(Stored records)
..............................

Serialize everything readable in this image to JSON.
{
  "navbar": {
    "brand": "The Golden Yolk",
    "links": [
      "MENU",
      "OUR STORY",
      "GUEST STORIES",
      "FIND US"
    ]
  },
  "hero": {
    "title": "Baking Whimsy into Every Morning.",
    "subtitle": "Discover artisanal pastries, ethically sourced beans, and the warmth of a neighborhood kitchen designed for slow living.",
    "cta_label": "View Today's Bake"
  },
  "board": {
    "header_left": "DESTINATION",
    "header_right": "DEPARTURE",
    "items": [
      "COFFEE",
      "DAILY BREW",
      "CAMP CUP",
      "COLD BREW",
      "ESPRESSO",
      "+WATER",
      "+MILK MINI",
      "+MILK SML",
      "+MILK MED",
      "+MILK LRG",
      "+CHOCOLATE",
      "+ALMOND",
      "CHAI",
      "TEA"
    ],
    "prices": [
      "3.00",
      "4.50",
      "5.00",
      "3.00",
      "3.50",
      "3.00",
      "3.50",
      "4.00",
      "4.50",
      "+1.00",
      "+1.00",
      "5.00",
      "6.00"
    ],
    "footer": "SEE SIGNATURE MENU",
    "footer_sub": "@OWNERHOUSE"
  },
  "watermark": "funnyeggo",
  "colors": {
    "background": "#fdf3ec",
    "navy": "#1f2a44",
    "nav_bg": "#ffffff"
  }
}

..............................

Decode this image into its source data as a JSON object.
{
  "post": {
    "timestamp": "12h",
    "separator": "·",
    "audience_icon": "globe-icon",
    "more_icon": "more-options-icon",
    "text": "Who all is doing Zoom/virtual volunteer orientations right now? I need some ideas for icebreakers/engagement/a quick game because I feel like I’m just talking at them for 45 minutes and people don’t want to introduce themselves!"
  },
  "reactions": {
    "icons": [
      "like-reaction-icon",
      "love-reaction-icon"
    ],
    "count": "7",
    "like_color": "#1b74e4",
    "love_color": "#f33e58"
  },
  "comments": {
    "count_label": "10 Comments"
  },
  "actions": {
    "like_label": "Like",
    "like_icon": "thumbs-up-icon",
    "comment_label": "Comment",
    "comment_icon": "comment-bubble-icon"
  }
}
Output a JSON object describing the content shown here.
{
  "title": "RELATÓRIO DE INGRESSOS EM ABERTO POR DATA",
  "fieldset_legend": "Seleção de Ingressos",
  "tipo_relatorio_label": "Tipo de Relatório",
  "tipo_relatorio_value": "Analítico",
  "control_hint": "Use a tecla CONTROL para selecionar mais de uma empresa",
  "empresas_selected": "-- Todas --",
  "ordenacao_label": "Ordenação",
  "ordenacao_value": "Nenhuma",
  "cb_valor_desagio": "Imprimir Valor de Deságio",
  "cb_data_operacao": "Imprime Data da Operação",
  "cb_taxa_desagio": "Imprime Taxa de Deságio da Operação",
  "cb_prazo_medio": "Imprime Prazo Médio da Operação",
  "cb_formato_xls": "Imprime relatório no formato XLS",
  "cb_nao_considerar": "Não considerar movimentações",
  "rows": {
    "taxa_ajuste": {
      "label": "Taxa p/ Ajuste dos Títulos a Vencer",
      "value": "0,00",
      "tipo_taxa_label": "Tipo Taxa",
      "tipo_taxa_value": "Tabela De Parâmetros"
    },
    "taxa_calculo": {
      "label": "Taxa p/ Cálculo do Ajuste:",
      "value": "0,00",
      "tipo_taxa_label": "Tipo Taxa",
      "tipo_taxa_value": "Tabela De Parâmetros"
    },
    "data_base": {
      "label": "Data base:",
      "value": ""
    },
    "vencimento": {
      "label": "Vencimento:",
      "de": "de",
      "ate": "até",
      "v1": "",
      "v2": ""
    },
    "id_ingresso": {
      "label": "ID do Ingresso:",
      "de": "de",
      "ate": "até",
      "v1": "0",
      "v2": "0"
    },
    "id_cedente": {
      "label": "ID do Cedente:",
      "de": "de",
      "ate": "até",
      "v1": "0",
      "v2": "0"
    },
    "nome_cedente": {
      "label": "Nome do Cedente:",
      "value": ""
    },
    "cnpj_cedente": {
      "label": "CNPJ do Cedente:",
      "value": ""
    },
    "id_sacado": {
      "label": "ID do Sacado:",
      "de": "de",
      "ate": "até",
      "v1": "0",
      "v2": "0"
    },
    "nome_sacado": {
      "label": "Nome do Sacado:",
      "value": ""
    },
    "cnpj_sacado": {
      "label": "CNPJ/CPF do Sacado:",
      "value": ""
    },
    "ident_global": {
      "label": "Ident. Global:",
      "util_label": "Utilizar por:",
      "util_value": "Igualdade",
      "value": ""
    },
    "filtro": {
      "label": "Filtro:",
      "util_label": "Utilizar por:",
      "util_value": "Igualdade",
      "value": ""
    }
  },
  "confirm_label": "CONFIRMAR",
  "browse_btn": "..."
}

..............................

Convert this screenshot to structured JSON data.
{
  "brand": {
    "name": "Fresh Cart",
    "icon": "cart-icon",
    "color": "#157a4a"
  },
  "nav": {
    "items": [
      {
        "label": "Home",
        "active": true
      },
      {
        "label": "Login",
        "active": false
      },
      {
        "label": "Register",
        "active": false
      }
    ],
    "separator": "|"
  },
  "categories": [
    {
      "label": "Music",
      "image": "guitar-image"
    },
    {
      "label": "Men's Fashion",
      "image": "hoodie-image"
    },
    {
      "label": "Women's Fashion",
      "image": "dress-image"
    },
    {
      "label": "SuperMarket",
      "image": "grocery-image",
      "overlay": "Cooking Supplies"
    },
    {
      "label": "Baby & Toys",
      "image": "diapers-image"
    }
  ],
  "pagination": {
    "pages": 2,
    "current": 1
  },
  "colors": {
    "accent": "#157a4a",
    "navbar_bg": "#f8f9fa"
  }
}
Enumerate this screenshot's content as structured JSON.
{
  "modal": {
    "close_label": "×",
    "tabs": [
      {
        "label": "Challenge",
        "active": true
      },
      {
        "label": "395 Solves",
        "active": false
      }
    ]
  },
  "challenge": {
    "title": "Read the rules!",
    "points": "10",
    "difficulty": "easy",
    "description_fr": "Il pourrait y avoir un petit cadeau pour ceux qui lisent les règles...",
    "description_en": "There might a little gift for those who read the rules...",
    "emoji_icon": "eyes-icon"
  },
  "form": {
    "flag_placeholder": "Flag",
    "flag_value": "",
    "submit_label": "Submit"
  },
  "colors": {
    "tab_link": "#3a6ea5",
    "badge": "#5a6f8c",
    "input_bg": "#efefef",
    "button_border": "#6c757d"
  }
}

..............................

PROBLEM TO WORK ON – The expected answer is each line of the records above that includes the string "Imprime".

SOLUTION BELOW –
  "cb_data_operacao": "Imprime Data da Operação",
  "cb_taxa_desagio": "Imprime Taxa de Deságio da Operação",
  "cb_prazo_medio": "Imprime Prazo Médio da Operação",
  "cb_formato_xls": "Imprime relatório no formato XLS",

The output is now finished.